‘As two teams – one for each hand – opened up my wrists, two retrieval teams were working on the donor. Speed is of the essence as, unlike organs which can be kept for some hours, hands begin to die the minute circulation stops. Professor Hart, who removed my original hands, had tucked a lot of the nerves away to preserve them, which meant they could make very long joins and weave things like tendons all through which makes them much stronger than a joint, so they are delighted with that.’
She adds, with a laugh: ‘I did remember to say goodbye to my stumps and I now feel a bit bad that I was so dismissive of them.
‘I will always be grateful to them but these are so much better. What I’ve got essentially is two perfect hands on two perfect arms.’
There is still the chance, despite taking immunosuppressant drugs for the rest of her life, that her body could reject the new appendages. If that happens, they may have to be removed.
But so far, her recovery has been more successful than even the doctors had hoped. On day two, she wiggled her fingers. Corinne puts it partially down to being advised, following her amputation, to frequently imagine she could play piano.
She hasn’t ever played the instrument but – mentally, at least – she’s now a concert pianist.
‘The point was to keep the muscles and tendons in my arms in good shape,’ she explains. ‘You have to imagine moving every individual finger – even though you just have a stump. I could feel every single nerve and I was made to work at that.
‘I do wonder if the fact I’ve been able to wiggle my fingers already is because of it. I did it religiously. I never could play piano but in my head I’m now great at it.
‘Moving the fingers feels as you would expect but I’m having to really concentrate. Hopefully, eventually, it will just become normal muscle memory.’
Corinne will receive physiotherapy three times a week to build dexterity, but sensation may take another 18 months.
She has already experienced occasional ‘shooting pain’ through her hands but this is a normal reaction of the tendons adjusting to their new systems.
A physiotherapist, massaging her fingers as we chat, remarks that Corinne’s new digits would look lovely with a wedding ring. ‘I’ve tried it,’ Corinne quips dryly. ‘I liked being married but unfortunately he didn’t feel the same.’
Later this week she will return home to be reunited with son Rory, who has spoken to her excitedly every day over FaceTime.
Tearfully, Corinne says: ‘He wants to see I’m all right. Apart from that, life goes on as normal for him. I’ve held up my new hands to show him and he’s very taken with them but then, like any ten-year-old, he quickly loses interest and goes off to do something else.’
She also hopes, at some point, to be able to meet the family of the woman whose hands she now calls her own. The woman’s major organs have also gone on to save the lives of others around the country.

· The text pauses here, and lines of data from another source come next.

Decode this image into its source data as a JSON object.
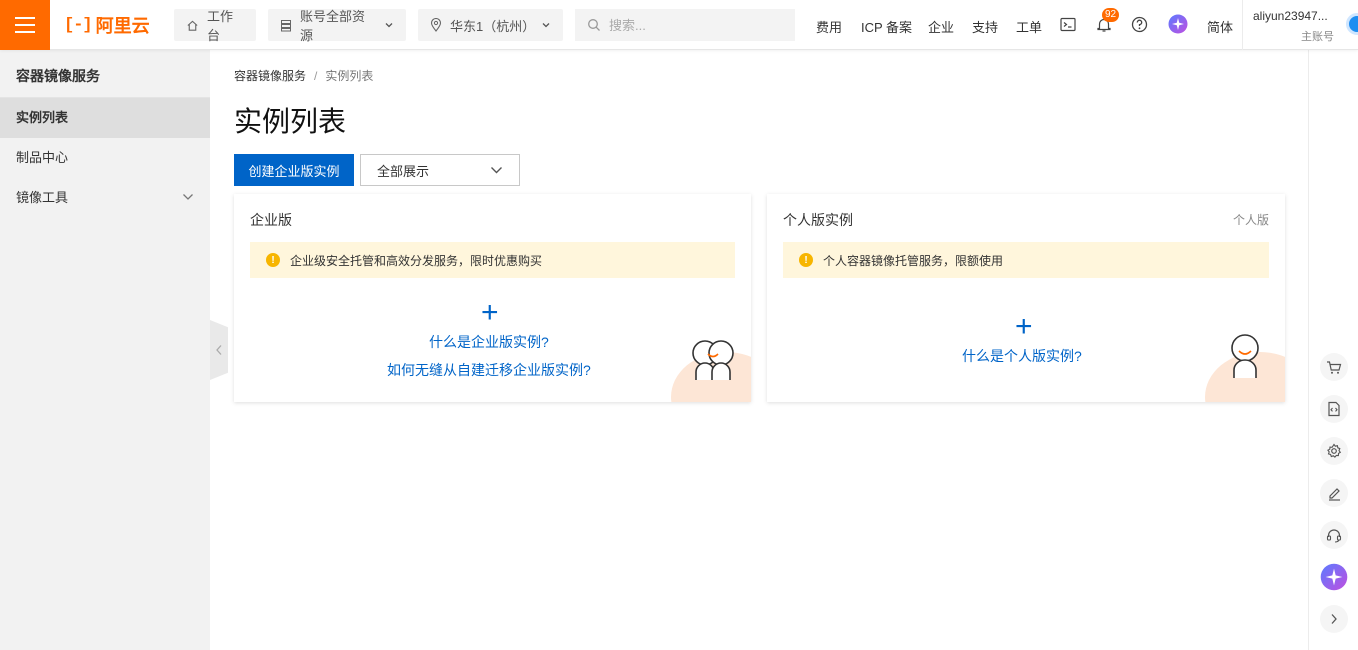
{
  "topbar": {
    "logo_text": "阿里云",
    "workbench": "工作台",
    "resources": "账号全部资源",
    "region": "华东1（杭州）",
    "search_placeholder": "搜索...",
    "links": [
      "费用",
      "ICP 备案",
      "企业",
      "支持",
      "工单"
    ],
    "notification_count": "92",
    "language": "简体",
    "account_name": "aliyun23947...",
    "account_role": "主账号"
  },
  "sidebar": {
    "title": "容器镜像服务",
    "items": [
      {
        "label": "实例列表",
        "active": true
      },
      {
        "label": "制品中心"
      },
      {
        "label": "镜像工具",
        "expandable": true
      }
    ]
  },
  "breadcrumb": {
    "root": "容器镜像服务",
    "separator": "/",
    "current": "实例列表"
  },
  "page": {
    "title": "实例列表",
    "create_button": "创建企业版实例",
    "filter_selected": "全部展示"
  },
  "cards": {
    "enterprise": {
      "title": "企业版",
      "notice": "企业级安全托管和高效分发服务，限时优惠购买",
      "plus": "+",
      "link1": "什么是企业版实例?",
      "link2": "如何无缝从自建迁移企业版实例?"
    },
    "personal": {
      "title": "个人版实例",
      "tag": "个人版",
      "notice": "个人容器镜像托管服务，限额使用",
      "plus": "+",
      "link1": "什么是个人版实例?"
    }
  },
  "colors": {
    "brand": "#ff6a00",
    "primary": "#0064c8",
    "notice_bg": "#fff6dc",
    "warning": "#f7b500"
  },
  "right_rail": [
    "cart-icon",
    "code-doc-icon",
    "gear-icon",
    "edit-icon",
    "headset-icon",
    "ai-assistant-icon",
    "chevron-right-icon"
  ]
}
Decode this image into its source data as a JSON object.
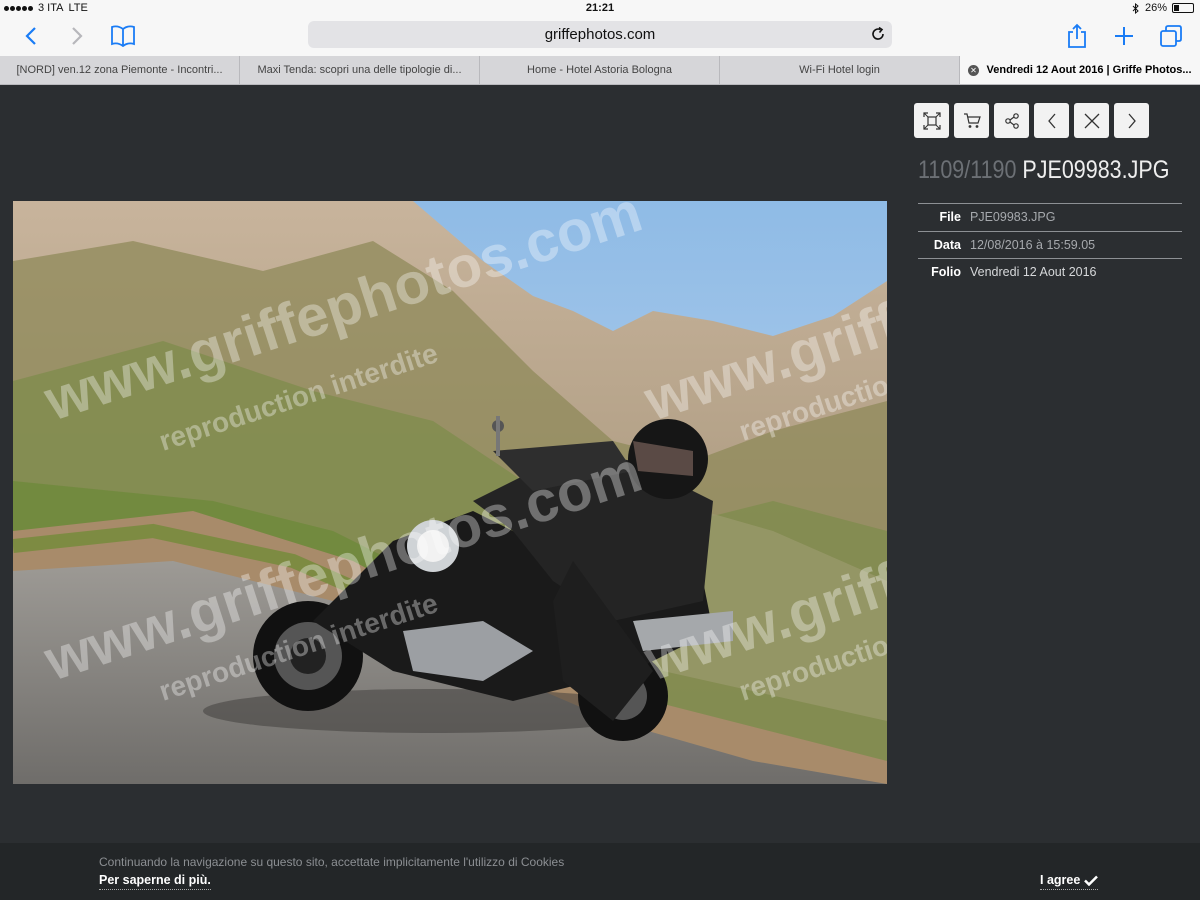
{
  "status_bar": {
    "carrier": "3 ITA",
    "network": "LTE",
    "time": "21:21",
    "battery": "26%",
    "battery_level": 0.26
  },
  "browser": {
    "url": "griffephotos.com",
    "icons": {
      "back": "chevron-left-icon",
      "forward": "chevron-right-icon",
      "bookmarks": "book-icon",
      "reload": "reload-icon",
      "share": "share-icon",
      "new_tab": "plus-icon",
      "tabs": "tabs-icon"
    },
    "accent_color": "#1a7cf5"
  },
  "tabs": [
    {
      "label": "[NORD] ven.12 zona Piemonte - Incontri..."
    },
    {
      "label": "Maxi Tenda: scopri una delle tipologie di..."
    },
    {
      "label": "Home - Hotel Astoria Bologna"
    },
    {
      "label": "Wi-Fi Hotel login"
    },
    {
      "label": "Vendredi 12 Aout 2016 | Griffe Photos...",
      "active": true
    }
  ],
  "viewer": {
    "counter": "1109/1190",
    "filename": "PJE09983.JPG",
    "actions": [
      "expand-icon",
      "cart-icon",
      "share-nodes-icon",
      "chevron-left-icon",
      "close-icon",
      "chevron-right-icon"
    ],
    "meta": [
      {
        "key": "File",
        "value": "PJE09983.JPG"
      },
      {
        "key": "Data",
        "value": "12/08/2016 à 15:59.05"
      },
      {
        "key": "Folio",
        "value": "Vendredi 12 Aout 2016"
      }
    ],
    "watermark": {
      "site": "www.griffephotos.com",
      "note": "reproduction interdite"
    }
  },
  "cookie": {
    "text": "Continuando la navigazione su questo sito, accettate implicitamente l'utilizzo di Cookies",
    "link": "Per saperne di più.",
    "agree": "I agree"
  }
}
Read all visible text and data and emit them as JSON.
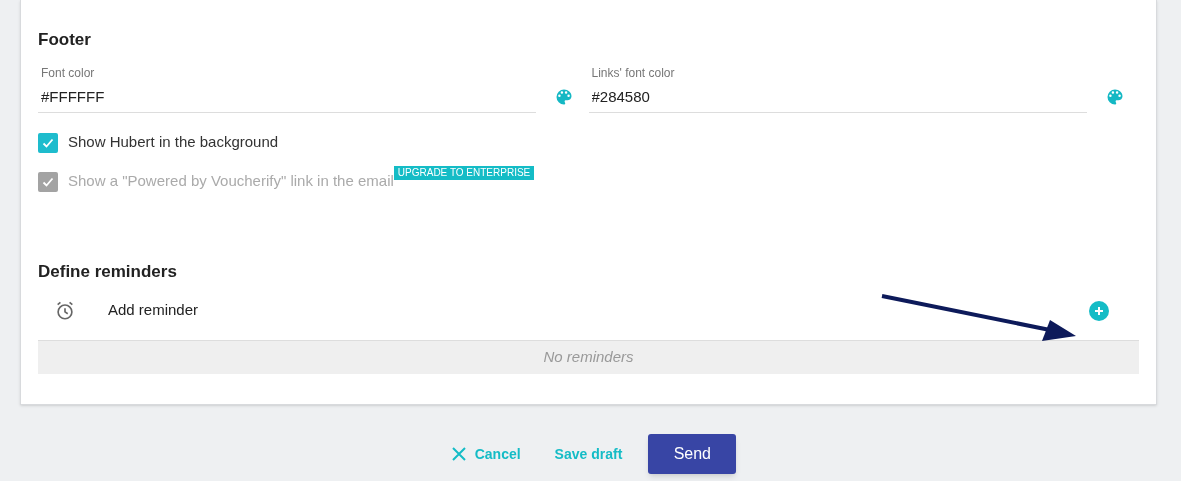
{
  "footer": {
    "title": "Footer",
    "fields": [
      {
        "label": "Font color",
        "value": "#FFFFFF"
      },
      {
        "label": "Links' font color",
        "value": "#284580"
      }
    ],
    "options": [
      {
        "label": "Show Hubert in the background",
        "checked": true,
        "disabled": false
      },
      {
        "label": "Show a \"Powered by Voucherify\" link in the email",
        "checked": true,
        "disabled": true,
        "badge": "UPGRADE TO ENTERPRISE"
      }
    ]
  },
  "reminders": {
    "title": "Define reminders",
    "add_label": "Add reminder",
    "empty_text": "No reminders"
  },
  "actions": {
    "cancel": "Cancel",
    "save_draft": "Save draft",
    "send": "Send"
  }
}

She plans to write a letter, not only to her donor’s family but to the specialist organ donation nurses whose job it is to persuade families to consider the commitment.
‘I will thank the nurses for persevering and not giving up on me. Recipients are not told anything about the donor but I would like to meet her family one day, even hold their hands if they will allow it.
‘The donor family might never want to know but, if I could, I would like to tell them face to face that I will make this hand transplant worthwhile.
‘As long as they know I’m full of gratitude and I’ve made my vow to put their loved one’s hands to great use, I’m happy with that.’Yeah